Firstly, the key PAD leaders, in particular Sondhi Limthongkul and Chamlong Srimuang, an ascetic former military general and mayor of Bangkok who played a key role in the anti-government protests back in 1992, remained virulently opposed to allowing any of Mr Thaksin's associates a role in government.
They rejected last December's election victory by the pro-Thaksin People's Power Party (PPP), arguing it was achieved by vote-buying (the impartial Election Commission contradicts this view).
Samak Sundaravej has proved surprisingly skilful in handling the challenge from the PAD, despite a series of verbal gaffes early on in his term
They have now refined their argument to propose rural voters in Thailand are too poorly educated to be allowed to elect a parliament, and that it should be a largely appointed body instead.
The PAD has also ridden a national wave of anxiety over the future of the monarchy, once 80-year-old King Bhumibol Adulyadej is no longer on the scene.
Its supporters believe Mr Thaksin and the PPP have a republican agenda - hence the sea of yellow shirts seen at PAD rallies, yellow being the colour associated with the king.
Secondly, Thaksin Shinawatra made a triumphant return to Thailand in February. He insisted he had abandoned any political ambition, but few believed him, and he was widely assumed to be funding and influencing the governing party.
Although banned from holding political office for five years, with his own party in government many Thais assumed he would find a way to overturn the ban, and dismiss various charges of corruption and abuse of power that were pending against him.
The PAD accuse Prime Minister Samak Sundaravej of incompetence
Thirdly, the government of Samak Sundaravej bungled its first months in office, and provoked fears that it was more concerned with helping Mr Thaksin than sorting out the country's other problems.
Its attempt to revise the military-drafted constitution was the spark that brought the PAD out on the streets in May. They feared constitutional amendments might offer a legal justification for throwing out the charges against Mr Thaksin.
The PAD also accused the government of being corrupt, incompetent and authoritarian.
When the government agreed to support Cambodia's bid to have a disputed temple on their common border listed as a World Heritage Site, the PAD saw this as selling out Thai sovereignty for Mr Thaksin's business interests in Cambodia. The resulting row forced the foreign minister, who had once been Mr Thaksin's lawyer, to resign.
However developments in recent weeks have undermined the PAD's claims.
The government backed away from changing the constitution, although it still says it wants to do this.

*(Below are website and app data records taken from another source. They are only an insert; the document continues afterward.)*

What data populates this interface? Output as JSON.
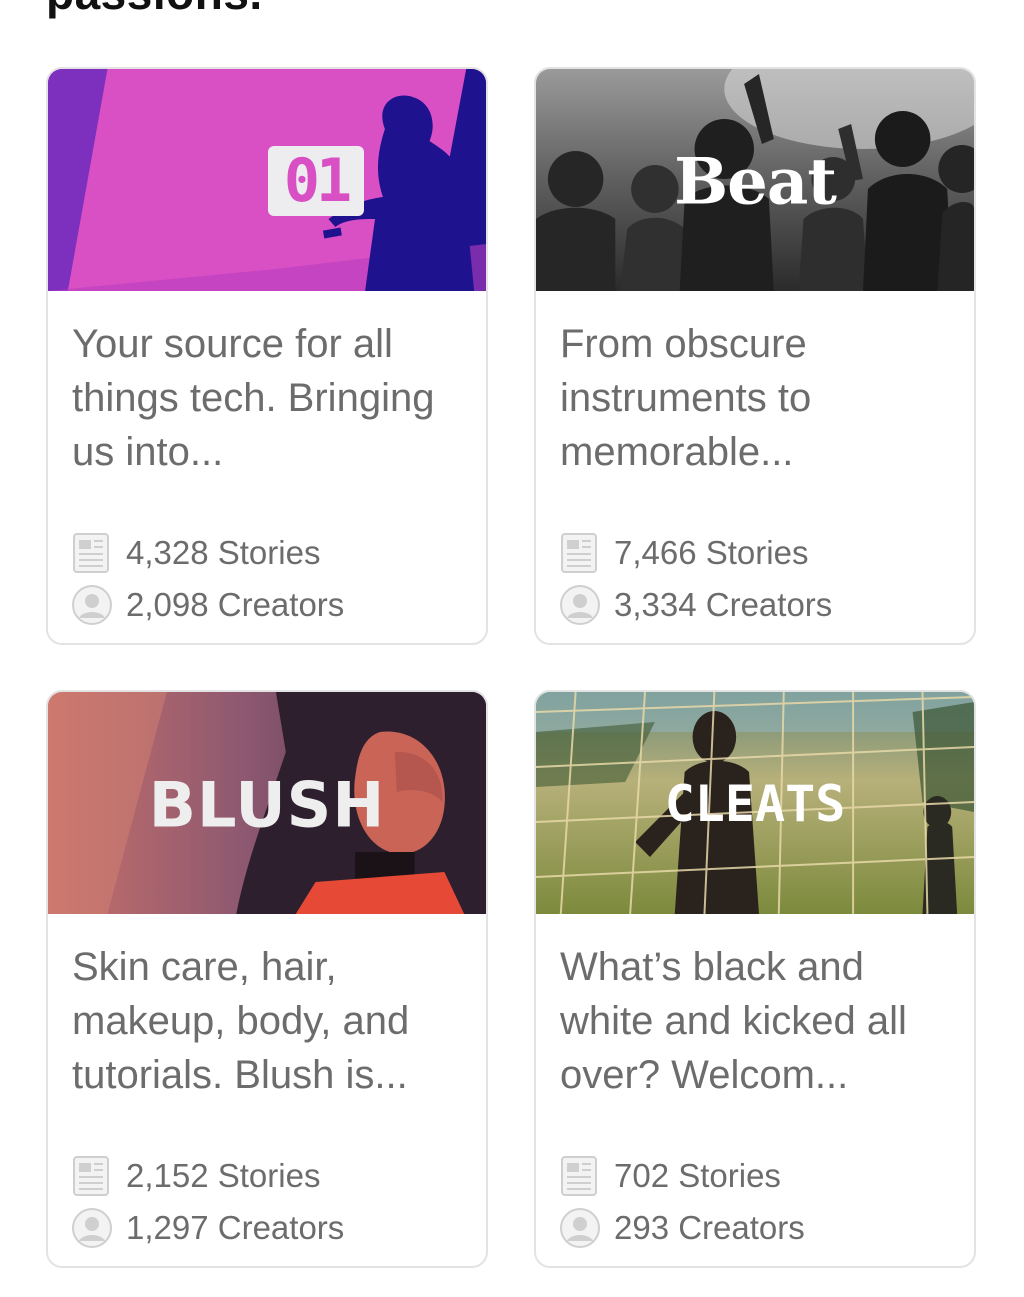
{
  "heading_partial": "passions.",
  "cards": [
    {
      "brand": "01",
      "description": "Your source for all things tech. Bringing us into...",
      "stories": "4,328 Stories",
      "creators": "2,098 Creators",
      "colors": {
        "primary": "#d94fc4",
        "secondary": "#1f128f"
      }
    },
    {
      "brand": "Beat",
      "description": "From obscure instruments to memorable...",
      "stories": "7,466 Stories",
      "creators": "3,334 Creators",
      "colors": {
        "primary": "#5a5a5a",
        "secondary": "#2b2b2b"
      }
    },
    {
      "brand": "BLUSH",
      "description": "Skin care, hair, makeup, body, and tutorials. Blush is...",
      "stories": "2,152 Stories",
      "creators": "1,297 Creators",
      "colors": {
        "primary": "#b1596a",
        "secondary": "#4d3556"
      }
    },
    {
      "brand": "CLEATS",
      "description": "What’s black and white and kicked all over? Welcom...",
      "stories": "702 Stories",
      "creators": "293 Creators",
      "colors": {
        "primary": "#8e9b4b",
        "secondary": "#3d4a2a"
      }
    }
  ],
  "icons": {
    "stories": "newspaper-icon",
    "creators": "user-avatar-icon"
  }
}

It allowed a no-confidence debate in parliament.
Then the legal cases against Mr Thaksin started moving with surprising speed and vigour. His lawyers were jailed for contempt of court. His wife was sentenced to three years in prison for tax evasion. Reading the signs, the family moved back into exile in Britain.
Samak Sundaravej has proved surprisingly skilful in handling the challenge from the PAD, despite a series of verbal gaffes early on in his term.
He has built a close relationship with the military, in particular with army commander General Anupong Paochinda and General Prayuth Chanocha, the commander of the crucial First Amy Division, based in Bangkok.
The support of these two men would be crucial for any military challenge to the government.
In addition, both are known as staunchly loyal to the monarchy, helping burnish Mr Samak's own royalist credentials. Mr Samak has listened to the police, the army, and most importantly, the king, and handled the protests with restraint.
By contrast the PAD now appears to have overplayed its hand. Mr Sondhi and Mr Chamlong have both called this a last-ditch attempt to overthrow the government, and their actions smack of desperation. Many Thais who once sympathised with the PAD have now turned against it.
The atmosphere in Bangkok, though, remains charged and volatile. The PAD is well-funded, and is believed to have support in some very high circles, including factions of the military.
The rifts which opened up at the start of this decade, when Thaksin Shinawatra worked out how to win unbeatable parliamentary majorities, and then used them to drive through his ambitious and controversial policies, are still wide open.